By Francesco Guarascio
BRUSSELS (Reuters) - European Union lawmakers rejected on Thursday an EU blacklist of ten countries at risk of facilitating money laundering or terrorist financing on the grounds that the list is too short and needs to be expanded to include tax havens.
In a bid to cut terrorist funding after January 2015 attacks on French magazine Charlie Hebdo, the EU adopted stricter rules against money laundering and began naming countries with legal loopholes that could be exploited by militant organizations to get funding.
In a legal document passed by 393 votes to 67, with 210 abstentions, the Parliament rejected the list saying it was too limited.
North Korea, Iran, Afghanistan, Bosnia and Herzegovina, Iraq, Laos, Syria, Uganda, Vanuatu and Yemen are in the latest EU blacklist drafted by the EU executive commission. Businesses with activities in these countries are subject to higher checks in Europe.

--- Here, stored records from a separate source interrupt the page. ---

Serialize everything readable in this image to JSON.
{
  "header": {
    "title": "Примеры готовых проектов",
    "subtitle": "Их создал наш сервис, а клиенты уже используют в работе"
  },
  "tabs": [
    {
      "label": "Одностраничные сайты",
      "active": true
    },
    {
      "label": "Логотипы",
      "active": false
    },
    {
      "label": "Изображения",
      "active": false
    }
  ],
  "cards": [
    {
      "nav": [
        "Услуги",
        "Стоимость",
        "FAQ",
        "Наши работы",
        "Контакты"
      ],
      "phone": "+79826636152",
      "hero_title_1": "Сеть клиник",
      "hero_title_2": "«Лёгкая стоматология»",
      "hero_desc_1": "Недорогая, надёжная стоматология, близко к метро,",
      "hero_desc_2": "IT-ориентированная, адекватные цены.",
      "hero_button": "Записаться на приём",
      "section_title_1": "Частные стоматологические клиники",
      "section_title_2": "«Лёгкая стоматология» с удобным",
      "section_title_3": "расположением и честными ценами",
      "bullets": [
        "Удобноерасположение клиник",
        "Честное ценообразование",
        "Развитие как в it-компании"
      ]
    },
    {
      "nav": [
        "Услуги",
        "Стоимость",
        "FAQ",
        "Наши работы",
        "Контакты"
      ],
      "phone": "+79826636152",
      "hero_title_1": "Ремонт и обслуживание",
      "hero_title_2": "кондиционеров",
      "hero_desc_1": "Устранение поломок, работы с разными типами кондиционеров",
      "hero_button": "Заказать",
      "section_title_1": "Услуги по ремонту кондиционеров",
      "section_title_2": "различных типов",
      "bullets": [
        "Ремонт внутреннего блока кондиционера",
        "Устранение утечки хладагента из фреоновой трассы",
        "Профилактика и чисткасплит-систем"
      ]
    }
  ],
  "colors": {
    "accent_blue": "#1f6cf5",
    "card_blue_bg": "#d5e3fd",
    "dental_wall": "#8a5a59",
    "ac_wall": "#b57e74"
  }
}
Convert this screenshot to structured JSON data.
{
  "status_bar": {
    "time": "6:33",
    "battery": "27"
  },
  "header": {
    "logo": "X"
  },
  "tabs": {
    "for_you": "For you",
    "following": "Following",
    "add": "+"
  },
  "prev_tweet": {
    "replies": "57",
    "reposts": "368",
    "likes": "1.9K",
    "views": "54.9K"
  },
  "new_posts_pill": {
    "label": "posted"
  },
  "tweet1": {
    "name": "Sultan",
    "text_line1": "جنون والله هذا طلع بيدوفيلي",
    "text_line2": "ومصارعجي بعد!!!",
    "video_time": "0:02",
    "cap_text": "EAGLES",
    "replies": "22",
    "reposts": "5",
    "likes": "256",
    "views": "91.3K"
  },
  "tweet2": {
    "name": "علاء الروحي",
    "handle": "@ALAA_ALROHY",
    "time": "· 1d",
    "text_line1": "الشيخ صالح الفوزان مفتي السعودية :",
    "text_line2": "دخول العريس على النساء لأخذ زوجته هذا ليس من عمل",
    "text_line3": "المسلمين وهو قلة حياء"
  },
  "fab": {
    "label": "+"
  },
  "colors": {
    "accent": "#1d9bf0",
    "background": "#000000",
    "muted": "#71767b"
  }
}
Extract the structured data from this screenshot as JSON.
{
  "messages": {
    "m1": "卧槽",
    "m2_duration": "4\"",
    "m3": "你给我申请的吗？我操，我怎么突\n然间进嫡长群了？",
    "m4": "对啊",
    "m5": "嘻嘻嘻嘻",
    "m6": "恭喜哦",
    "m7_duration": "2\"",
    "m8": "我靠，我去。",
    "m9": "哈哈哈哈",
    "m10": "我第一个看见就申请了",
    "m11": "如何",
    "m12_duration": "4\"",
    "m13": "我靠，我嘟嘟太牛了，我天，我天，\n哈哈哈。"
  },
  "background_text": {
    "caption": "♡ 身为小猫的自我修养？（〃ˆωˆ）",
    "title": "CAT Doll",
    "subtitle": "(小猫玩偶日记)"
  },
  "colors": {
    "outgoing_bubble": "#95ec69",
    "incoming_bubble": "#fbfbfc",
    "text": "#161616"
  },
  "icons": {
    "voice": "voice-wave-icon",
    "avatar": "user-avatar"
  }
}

"In light of recent leaks revealing money laundering and tax crimes, it is ridiculous that Panama and other famous havens for dirty money are still not on the Commission's blacklist," Greens lawmaker Sven Giegold said.
The conservatives, the largest group in the Parliament, abstained from the vote.

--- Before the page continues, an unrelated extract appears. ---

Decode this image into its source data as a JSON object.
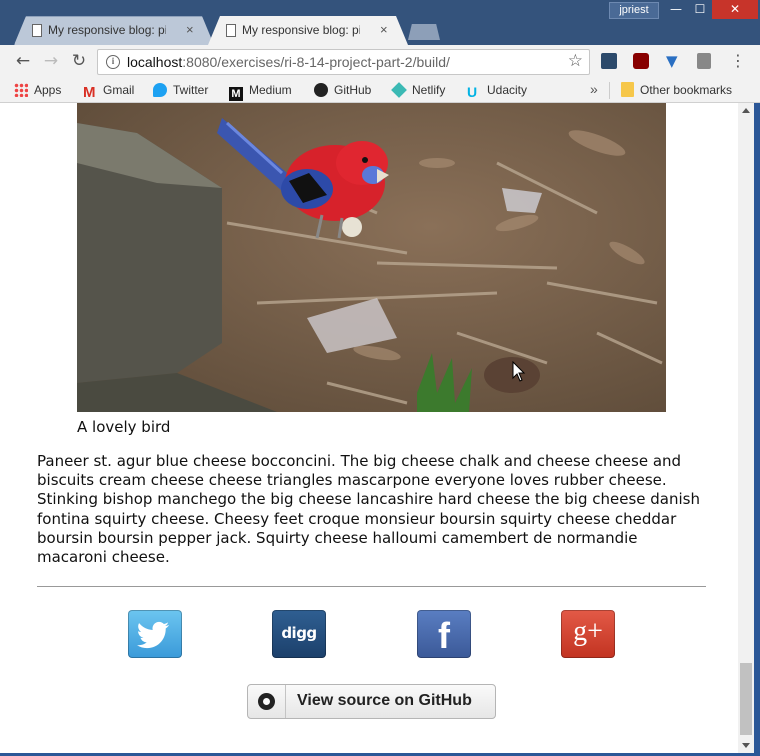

"A country should be placed on the 'blacklist' only when there is clear evidence of a systematic threat of money laundering and terrorist financing," said center-right MEP Krisjanis Karins.

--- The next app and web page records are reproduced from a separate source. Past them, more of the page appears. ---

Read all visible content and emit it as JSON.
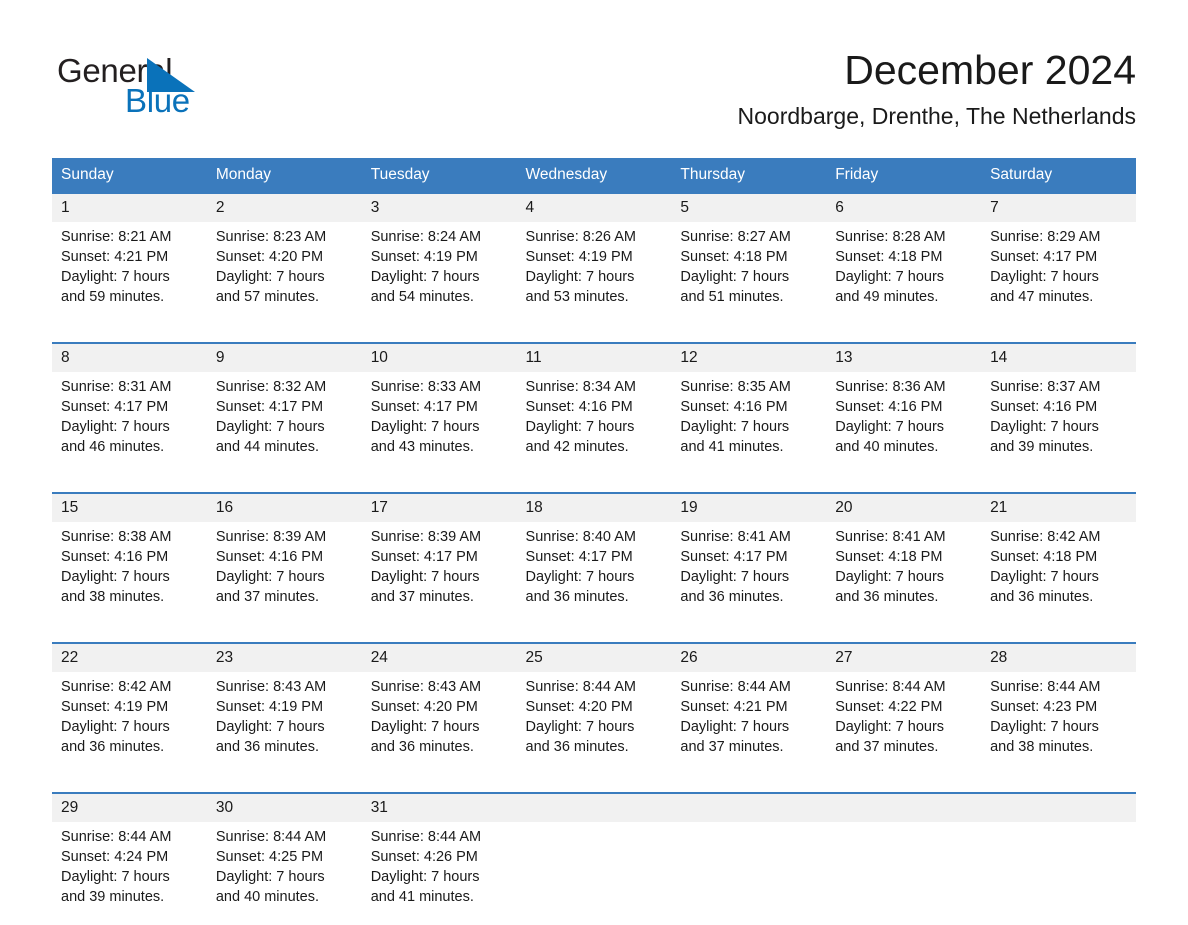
{
  "brand": {
    "name_part1": "General",
    "name_part2": "Blue",
    "triangle_color": "#0a72ba"
  },
  "header": {
    "title": "December 2024",
    "subtitle": "Noordbarge, Drenthe, The Netherlands"
  },
  "theme": {
    "header_blue": "#3a7cbe",
    "daynum_gray": "#f1f1f1",
    "text": "#1a1a1a",
    "brand_blue": "#0a72ba"
  },
  "weekday_headers": [
    "Sunday",
    "Monday",
    "Tuesday",
    "Wednesday",
    "Thursday",
    "Friday",
    "Saturday"
  ],
  "weeks": [
    {
      "days": [
        {
          "num": "1",
          "sunrise": "Sunrise: 8:21 AM",
          "sunset": "Sunset: 4:21 PM",
          "daylight1": "Daylight: 7 hours",
          "daylight2": "and 59 minutes."
        },
        {
          "num": "2",
          "sunrise": "Sunrise: 8:23 AM",
          "sunset": "Sunset: 4:20 PM",
          "daylight1": "Daylight: 7 hours",
          "daylight2": "and 57 minutes."
        },
        {
          "num": "3",
          "sunrise": "Sunrise: 8:24 AM",
          "sunset": "Sunset: 4:19 PM",
          "daylight1": "Daylight: 7 hours",
          "daylight2": "and 54 minutes."
        },
        {
          "num": "4",
          "sunrise": "Sunrise: 8:26 AM",
          "sunset": "Sunset: 4:19 PM",
          "daylight1": "Daylight: 7 hours",
          "daylight2": "and 53 minutes."
        },
        {
          "num": "5",
          "sunrise": "Sunrise: 8:27 AM",
          "sunset": "Sunset: 4:18 PM",
          "daylight1": "Daylight: 7 hours",
          "daylight2": "and 51 minutes."
        },
        {
          "num": "6",
          "sunrise": "Sunrise: 8:28 AM",
          "sunset": "Sunset: 4:18 PM",
          "daylight1": "Daylight: 7 hours",
          "daylight2": "and 49 minutes."
        },
        {
          "num": "7",
          "sunrise": "Sunrise: 8:29 AM",
          "sunset": "Sunset: 4:17 PM",
          "daylight1": "Daylight: 7 hours",
          "daylight2": "and 47 minutes."
        }
      ]
    },
    {
      "days": [
        {
          "num": "8",
          "sunrise": "Sunrise: 8:31 AM",
          "sunset": "Sunset: 4:17 PM",
          "daylight1": "Daylight: 7 hours",
          "daylight2": "and 46 minutes."
        },
        {
          "num": "9",
          "sunrise": "Sunrise: 8:32 AM",
          "sunset": "Sunset: 4:17 PM",
          "daylight1": "Daylight: 7 hours",
          "daylight2": "and 44 minutes."
        },
        {
          "num": "10",
          "sunrise": "Sunrise: 8:33 AM",
          "sunset": "Sunset: 4:17 PM",
          "daylight1": "Daylight: 7 hours",
          "daylight2": "and 43 minutes."
        },
        {
          "num": "11",
          "sunrise": "Sunrise: 8:34 AM",
          "sunset": "Sunset: 4:16 PM",
          "daylight1": "Daylight: 7 hours",
          "daylight2": "and 42 minutes."
        },
        {
          "num": "12",
          "sunrise": "Sunrise: 8:35 AM",
          "sunset": "Sunset: 4:16 PM",
          "daylight1": "Daylight: 7 hours",
          "daylight2": "and 41 minutes."
        },
        {
          "num": "13",
          "sunrise": "Sunrise: 8:36 AM",
          "sunset": "Sunset: 4:16 PM",
          "daylight1": "Daylight: 7 hours",
          "daylight2": "and 40 minutes."
        },
        {
          "num": "14",
          "sunrise": "Sunrise: 8:37 AM",
          "sunset": "Sunset: 4:16 PM",
          "daylight1": "Daylight: 7 hours",
          "daylight2": "and 39 minutes."
        }
      ]
    },
    {
      "days": [
        {
          "num": "15",
          "sunrise": "Sunrise: 8:38 AM",
          "sunset": "Sunset: 4:16 PM",
          "daylight1": "Daylight: 7 hours",
          "daylight2": "and 38 minutes."
        },
        {
          "num": "16",
          "sunrise": "Sunrise: 8:39 AM",
          "sunset": "Sunset: 4:16 PM",
          "daylight1": "Daylight: 7 hours",
          "daylight2": "and 37 minutes."
        },
        {
          "num": "17",
          "sunrise": "Sunrise: 8:39 AM",
          "sunset": "Sunset: 4:17 PM",
          "daylight1": "Daylight: 7 hours",
          "daylight2": "and 37 minutes."
        },
        {
          "num": "18",
          "sunrise": "Sunrise: 8:40 AM",
          "sunset": "Sunset: 4:17 PM",
          "daylight1": "Daylight: 7 hours",
          "daylight2": "and 36 minutes."
        },
        {
          "num": "19",
          "sunrise": "Sunrise: 8:41 AM",
          "sunset": "Sunset: 4:17 PM",
          "daylight1": "Daylight: 7 hours",
          "daylight2": "and 36 minutes."
        },
        {
          "num": "20",
          "sunrise": "Sunrise: 8:41 AM",
          "sunset": "Sunset: 4:18 PM",
          "daylight1": "Daylight: 7 hours",
          "daylight2": "and 36 minutes."
        },
        {
          "num": "21",
          "sunrise": "Sunrise: 8:42 AM",
          "sunset": "Sunset: 4:18 PM",
          "daylight1": "Daylight: 7 hours",
          "daylight2": "and 36 minutes."
        }
      ]
    },
    {
      "days": [
        {
          "num": "22",
          "sunrise": "Sunrise: 8:42 AM",
          "sunset": "Sunset: 4:19 PM",
          "daylight1": "Daylight: 7 hours",
          "daylight2": "and 36 minutes."
        },
        {
          "num": "23",
          "sunrise": "Sunrise: 8:43 AM",
          "sunset": "Sunset: 4:19 PM",
          "daylight1": "Daylight: 7 hours",
          "daylight2": "and 36 minutes."
        },
        {
          "num": "24",
          "sunrise": "Sunrise: 8:43 AM",
          "sunset": "Sunset: 4:20 PM",
          "daylight1": "Daylight: 7 hours",
          "daylight2": "and 36 minutes."
        },
        {
          "num": "25",
          "sunrise": "Sunrise: 8:44 AM",
          "sunset": "Sunset: 4:20 PM",
          "daylight1": "Daylight: 7 hours",
          "daylight2": "and 36 minutes."
        },
        {
          "num": "26",
          "sunrise": "Sunrise: 8:44 AM",
          "sunset": "Sunset: 4:21 PM",
          "daylight1": "Daylight: 7 hours",
          "daylight2": "and 37 minutes."
        },
        {
          "num": "27",
          "sunrise": "Sunrise: 8:44 AM",
          "sunset": "Sunset: 4:22 PM",
          "daylight1": "Daylight: 7 hours",
          "daylight2": "and 37 minutes."
        },
        {
          "num": "28",
          "sunrise": "Sunrise: 8:44 AM",
          "sunset": "Sunset: 4:23 PM",
          "daylight1": "Daylight: 7 hours",
          "daylight2": "and 38 minutes."
        }
      ]
    },
    {
      "days": [
        {
          "num": "29",
          "sunrise": "Sunrise: 8:44 AM",
          "sunset": "Sunset: 4:24 PM",
          "daylight1": "Daylight: 7 hours",
          "daylight2": "and 39 minutes."
        },
        {
          "num": "30",
          "sunrise": "Sunrise: 8:44 AM",
          "sunset": "Sunset: 4:25 PM",
          "daylight1": "Daylight: 7 hours",
          "daylight2": "and 40 minutes."
        },
        {
          "num": "31",
          "sunrise": "Sunrise: 8:44 AM",
          "sunset": "Sunset: 4:26 PM",
          "daylight1": "Daylight: 7 hours",
          "daylight2": "and 41 minutes."
        },
        {
          "num": "",
          "sunrise": "",
          "sunset": "",
          "daylight1": "",
          "daylight2": ""
        },
        {
          "num": "",
          "sunrise": "",
          "sunset": "",
          "daylight1": "",
          "daylight2": ""
        },
        {
          "num": "",
          "sunrise": "",
          "sunset": "",
          "daylight1": "",
          "daylight2": ""
        },
        {
          "num": "",
          "sunrise": "",
          "sunset": "",
          "daylight1": "",
          "daylight2": ""
        }
      ]
    }
  ]
}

The Parliamentary vote annuls the latest list adopted in November, but does not affect the previous blacklist which included all countries currently listed and also Guyana. The Latin American state was deleted because it had plugged legal loopholes that made money laundering possible.
A Commission official said work to name tax havens is in progress but does not concern the anti-money laundering list, ruling out imminent changes after the Parliament vote.
Under pressure from revelations on widespread tax avoidance, EU states agreed to establish a blacklist of tax havens by the end of this year, although critics say the list may turn out to include none of the top countries helping taxpayers avoid their bills.
(Editing by Ralph Boulton)